Cat’s Cradle: Vonnegut’s inimitable style

cats cradle book

Title: Cat’s Cradle
Author: Kurt Vonnegut
Year published: 1963
Genre: Apocalyptic, satire.
Threat: Ice 9.
Two words: Amusing apocalypse.






Kurt Vonnegut’s inimitable style hinted towards apocalyptic plots on numerous occasions – a sci-fi writer at heart, he dabbled in themes of crazy invention, alternative time-lines and space travel, against otherwise contemporary stories. Cat’s Cradle actually reaches a kind of full destruction (which is, I’m afraid, something of a spoiler), and is a great example of one simple experiment can bring about global destruction. The book itself uses this theme as an overall allegory for human stupidity, with the result that’s it’s as affecting as it is enjoyable.

What’s Cat Cradle all about?

The rather hapless narrator, John, is conducting research into what famous people were doing on the day of the Hiroshima bombing. This leads him to looking into a scientist called Felix Hoenikker, who helped design the atomic bomb, and takes John on an eventual journey to the fictional tropical island of San Lorenzo. On the way, and whilst there, John meets the Hoenikker children and gradually learns about a substance called Ice 9. Something that turns any body of water it touches instantly to ice, at any temperature.

Why you should read it

Vonnegut was one of America’s great 20th Century writers because his style was at once unique and incredibly readable. He brilliantly combines satirical humour that harks back to the irreverence of Mark Twain with exciting sci-fi and adventure themes. Those themes often go nowhere, compounding the satire of his writing, but in this case they reach an apt apocalyptic conclusion, that is more or less brushed off as an ‘Oh well.’ moment. It’s a light look at the disasters mankind can cause without even meaning to, and a fine addition to any library, apocalyptic or not.



What makes the post-apocalypse so popular?

why is the post-apocalypse popular

Answering the question of just why the apocalypse is so popular in modern culture…




In both fiction and film, the post-apocalypse has always been a popular subject, and with numerous recent releases for both it’s here to stay. The burgeoning communities of fans, and different interpretations of the genre, are evidence of that. This is not a mere modern fascination, though – it’s been a theme in literature for centuries. Why? Because there are many universal themes of heroism and the ordinary becoming extraordinary in these survival settings. Read more

The Passage: a tale of two novels

The Passage by Justin Cronin

Title: The Passage
Author:Justin Cronin
Year published: 2010
Genre: Post-apocalypse (near/far), thriller/horror.
Threat: Vampires.
Two words: Long term.

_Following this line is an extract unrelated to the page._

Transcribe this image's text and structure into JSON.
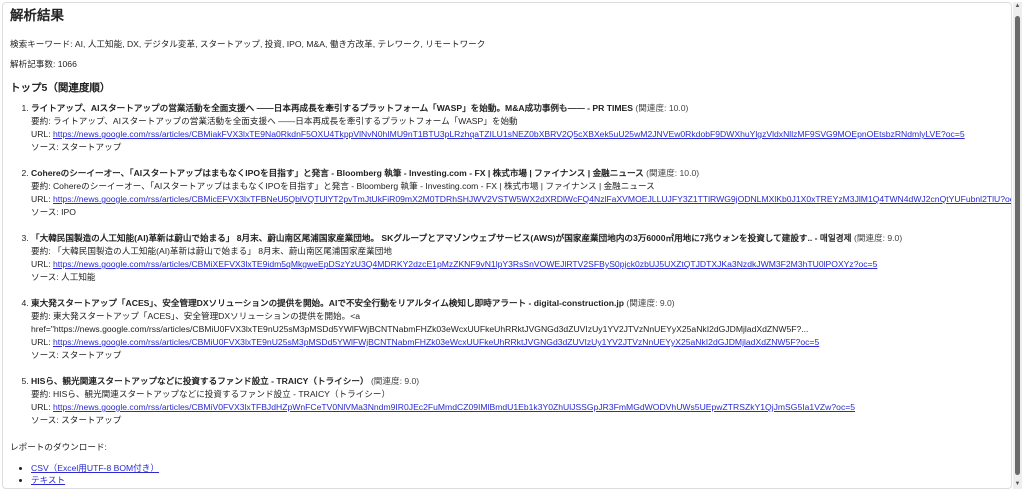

Justin Cronin’s dabble with the apocalypse has met with wide critical celebration, as he blended numerous genres: starting out as a thriller, it progresses to some sort of action horror when transported to its post-apocalyptic adventure resting place. Wedging together the ever-popular theme of genetically modified vampires (thanks, I Am Legend) with wasteland survivors and a prodigal child with superpowers, it’s a recipe for epic adventure. And you’d think it a very impressive thing for an author to pull off. But does he? Read more